What we would also like to do with it
We would however like to use your name and email address to inform you of our future offers and similar products. This information is not shared with third purposes and you can unsubscribe at any time via phone, email or our website. Please indicate below if this is something you would like to sign up to.
Please sign me up to receive details about future offers from A Notice Ltd.
What are your rights?
If at any point you believe the information we process on you is incorrect you request to see this information and even have it corrected or deleted. If you wish to raise a complaint on how we have handled your personal data, you can contact our Data Protection Officer who will investigate the matter.
If you are not satisfied with our response or believe we are processing your personal data not in accordance with the law you can complain to the Information Commissioner’s Office (ICO).
This example is working on the assumption of a simple data processing arrangement. The more complex your data processing the more complex that notice and consent capture will need to be. But this must be comprehensible to the average consumer and cannot be a work of ‘legal-ee brilliance’ that makes no sense to those not trained in law.
I suspect that notices will allow ‘outlines of categories’ of types of processing and third parties however we shall see how big these categories can be. After all, the bigger the ‘bucket’ the less you are actually giving a robust ‘informed’ notice to a data subject.
In addition to all of this, Article 14 states that should you obtain Personal Data via a means not direct from the Data Subject themselves you also need to provide a notification to them (with some exceptions);
(a) within a reasonable period after obtaining the personal data, but at the latest within one month, having regard to the specific circumstances in which the personal data are processed;

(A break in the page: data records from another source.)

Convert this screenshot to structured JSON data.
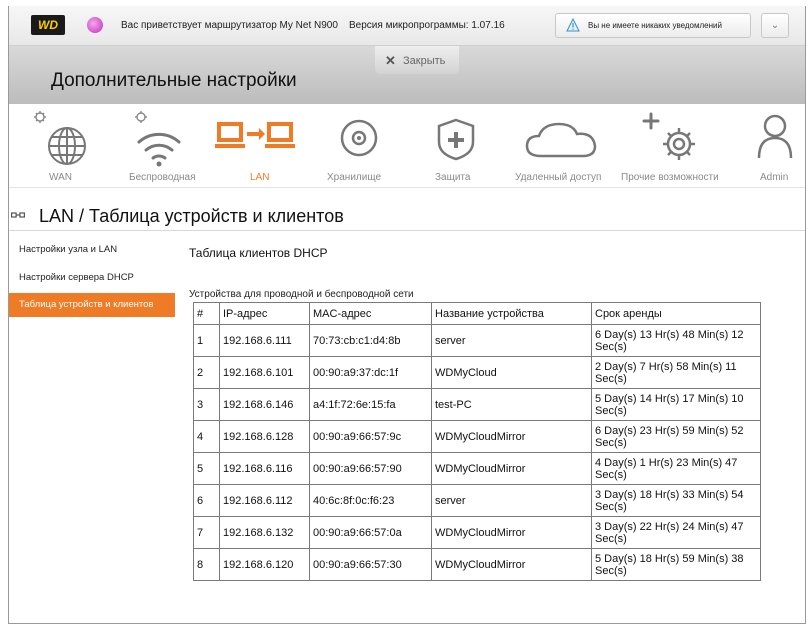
{
  "topbar": {
    "logo": "WD",
    "welcome": "Вас приветствует маршрутизатор My Net N900",
    "firmware": "Версия микропрограммы: 1.07.16",
    "notification": "Вы не имеете никаких уведомлений",
    "notification_dropdown": "⌄"
  },
  "header": {
    "title": "Дополнительные настройки",
    "close_icon": "✕",
    "close_label": "Закрыть"
  },
  "nav": {
    "active_color": "#f07b27",
    "items": [
      {
        "label": "WAN",
        "icon": "globe-icon"
      },
      {
        "label": "Беспроводная",
        "icon": "wifi-icon"
      },
      {
        "label": "LAN",
        "icon": "lan-icon"
      },
      {
        "label": "Хранилище",
        "icon": "disc-icon"
      },
      {
        "label": "Защита",
        "icon": "shield-icon"
      },
      {
        "label": "Удаленный доступ",
        "icon": "cloud-icon"
      },
      {
        "label": "Прочие возможности",
        "icon": "gear-plus-icon"
      },
      {
        "label": "Admin",
        "icon": "user-icon"
      }
    ]
  },
  "page": {
    "title": "LAN / Таблица устройств и клиентов"
  },
  "sidebar": {
    "items": [
      {
        "label": "Настройки узла и LAN"
      },
      {
        "label": "Настройки сервера DHCP"
      },
      {
        "label": "Таблица устройств и клиентов"
      }
    ]
  },
  "content": {
    "title": "Таблица клиентов DHCP",
    "subtitle": "Устройства для проводной и беспроводной сети",
    "columns": [
      "#",
      "IP-адрес",
      "MAC-адрес",
      "Название устройства",
      "Срок аренды"
    ],
    "rows": [
      {
        "num": "1",
        "ip": "192.168.6.111",
        "mac": "70:73:cb:c1:d4:8b",
        "name": "server",
        "lease": "6 Day(s) 13 Hr(s) 48 Min(s) 12 Sec(s)"
      },
      {
        "num": "2",
        "ip": "192.168.6.101",
        "mac": "00:90:a9:37:dc:1f",
        "name": "WDMyCloud",
        "lease": "2 Day(s) 7 Hr(s) 58 Min(s) 11 Sec(s)"
      },
      {
        "num": "3",
        "ip": "192.168.6.146",
        "mac": "a4:1f:72:6e:15:fa",
        "name": "test-PC",
        "lease": "5 Day(s) 14 Hr(s) 17 Min(s) 10 Sec(s)"
      },
      {
        "num": "4",
        "ip": "192.168.6.128",
        "mac": "00:90:a9:66:57:9c",
        "name": "WDMyCloudMirror",
        "lease": "6 Day(s) 23 Hr(s) 59 Min(s) 52 Sec(s)"
      },
      {
        "num": "5",
        "ip": "192.168.6.116",
        "mac": "00:90:a9:66:57:90",
        "name": "WDMyCloudMirror",
        "lease": "4 Day(s) 1 Hr(s) 23 Min(s) 47 Sec(s)"
      },
      {
        "num": "6",
        "ip": "192.168.6.112",
        "mac": "40:6c:8f:0c:f6:23",
        "name": "server",
        "lease": "3 Day(s) 18 Hr(s) 33 Min(s) 54 Sec(s)"
      },
      {
        "num": "7",
        "ip": "192.168.6.132",
        "mac": "00:90:a9:66:57:0a",
        "name": "WDMyCloudMirror",
        "lease": "3 Day(s) 22 Hr(s) 24 Min(s) 47 Sec(s)"
      },
      {
        "num": "8",
        "ip": "192.168.6.120",
        "mac": "00:90:a9:66:57:30",
        "name": "WDMyCloudMirror",
        "lease": "5 Day(s) 18 Hr(s) 59 Min(s) 38 Sec(s)"
      }
    ]
  }
}
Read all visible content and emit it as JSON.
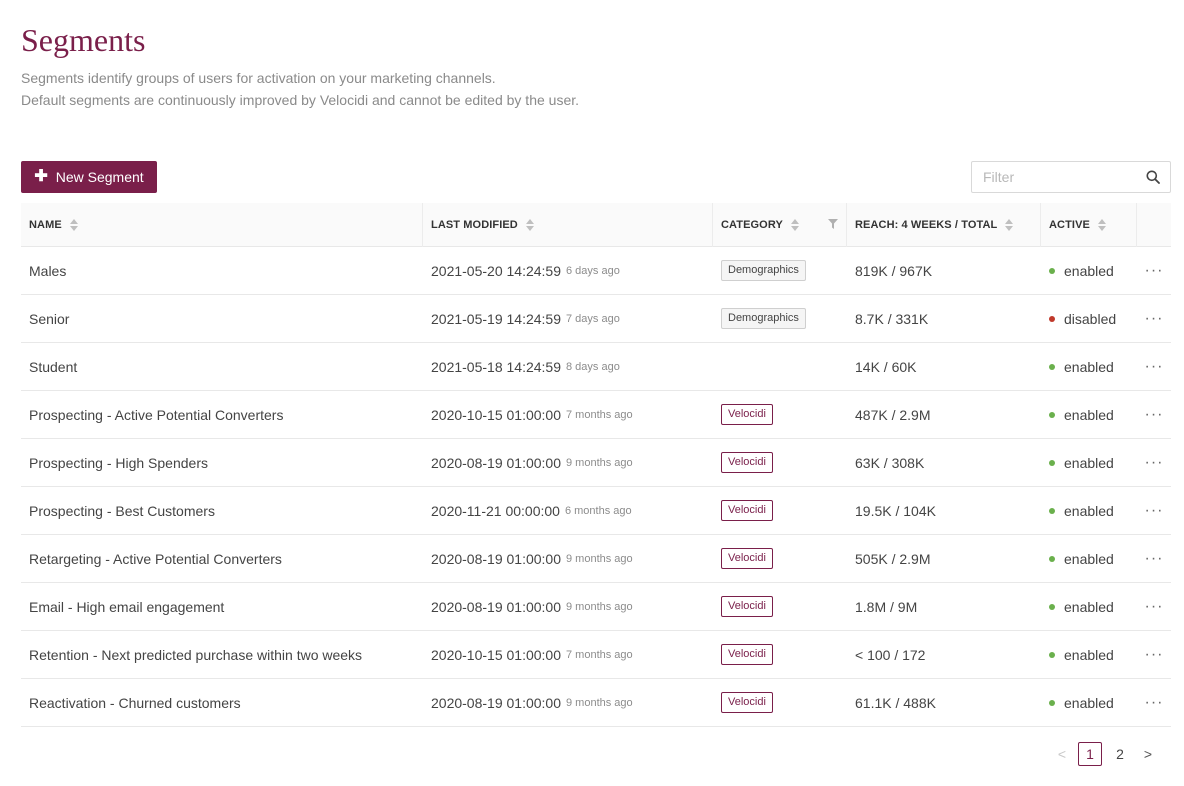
{
  "header": {
    "title": "Segments",
    "description_line1": "Segments identify groups of users for activation on your marketing channels.",
    "description_line2": "Default segments are continuously improved by Velocidi and cannot be edited by the user."
  },
  "toolbar": {
    "new_button_label": "New Segment",
    "new_button_icon": "plus-icon",
    "filter_placeholder": "Filter",
    "filter_value": "",
    "filter_icon": "search-icon"
  },
  "table": {
    "columns": {
      "name": "NAME",
      "last_modified": "LAST MODIFIED",
      "category": "CATEGORY",
      "reach": "REACH: 4 WEEKS / TOTAL",
      "active": "ACTIVE"
    },
    "rows": [
      {
        "name": "Males",
        "modified": "2021-05-20 14:24:59",
        "ago": "6 days ago",
        "category": "Demographics",
        "category_style": "demo",
        "reach": "819K / 967K",
        "status": "enabled"
      },
      {
        "name": "Senior",
        "modified": "2021-05-19 14:24:59",
        "ago": "7 days ago",
        "category": "Demographics",
        "category_style": "demo",
        "reach": "8.7K / 331K",
        "status": "disabled"
      },
      {
        "name": "Student",
        "modified": "2021-05-18 14:24:59",
        "ago": "8 days ago",
        "category": "",
        "category_style": "",
        "reach": "14K / 60K",
        "status": "enabled"
      },
      {
        "name": "Prospecting - Active Potential Converters",
        "modified": "2020-10-15 01:00:00",
        "ago": "7 months ago",
        "category": "Velocidi",
        "category_style": "velo",
        "reach": "487K / 2.9M",
        "status": "enabled"
      },
      {
        "name": "Prospecting - High Spenders",
        "modified": "2020-08-19 01:00:00",
        "ago": "9 months ago",
        "category": "Velocidi",
        "category_style": "velo",
        "reach": "63K / 308K",
        "status": "enabled"
      },
      {
        "name": "Prospecting - Best Customers",
        "modified": "2020-11-21 00:00:00",
        "ago": "6 months ago",
        "category": "Velocidi",
        "category_style": "velo",
        "reach": "19.5K / 104K",
        "status": "enabled"
      },
      {
        "name": "Retargeting - Active Potential Converters",
        "modified": "2020-08-19 01:00:00",
        "ago": "9 months ago",
        "category": "Velocidi",
        "category_style": "velo",
        "reach": "505K / 2.9M",
        "status": "enabled"
      },
      {
        "name": "Email - High email engagement",
        "modified": "2020-08-19 01:00:00",
        "ago": "9 months ago",
        "category": "Velocidi",
        "category_style": "velo",
        "reach": "1.8M / 9M",
        "status": "enabled"
      },
      {
        "name": "Retention - Next predicted purchase within two weeks",
        "modified": "2020-10-15 01:00:00",
        "ago": "7 months ago",
        "category": "Velocidi",
        "category_style": "velo",
        "reach": "< 100 / 172",
        "status": "enabled"
      },
      {
        "name": "Reactivation - Churned customers",
        "modified": "2020-08-19 01:00:00",
        "ago": "9 months ago",
        "category": "Velocidi",
        "category_style": "velo",
        "reach": "61.1K / 488K",
        "status": "enabled"
      }
    ],
    "more_label": "···"
  },
  "pagination": {
    "prev": "<",
    "pages": [
      "1",
      "2"
    ],
    "current": "1",
    "next": ">"
  },
  "colors": {
    "brand": "#7a1f4a",
    "enabled": "#6ab04c",
    "disabled": "#c0392b"
  }
}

(b) if the personal data are to be used for communication with the data subject, at the latest at the time of the first communication to that data subject; or
(c) if a disclosure to another recipient is envisaged, at the latest when the personal data are first disclosed.
The requirement is to provide them with very similar information that you would provide to them if you collected the data directly. How you do this will be a matter of some discussion to come but excluding the reasons outlined in Article 14 (5) (a – d), if you aren’t collecting directly you will now need to take steps to advise and ‘notify’ the Data Subject of what you are up to.
Now that is quite a long list of things to notify a data subject of, especially if you are delivering various services to the data subject (and collecting data on them) via various means. But Paragraph 4 does say that all of the above shall not apply if the data subject already has the data. So, for example, if a customer is simply renewing a service and nothing about the provision of that service (the processing) has changed then there is no obvious requirement here to re-issue the original notice at that point of renewal.
We will delve into the concept of consent at another time (very soon) but the requirement to be transparent as well as the requirement to ensure you have a clear and documented consent means that privacy notices are going to have to become more than just a long legal document but that far away from what we are doing today (assuming we are doing them correctly that is).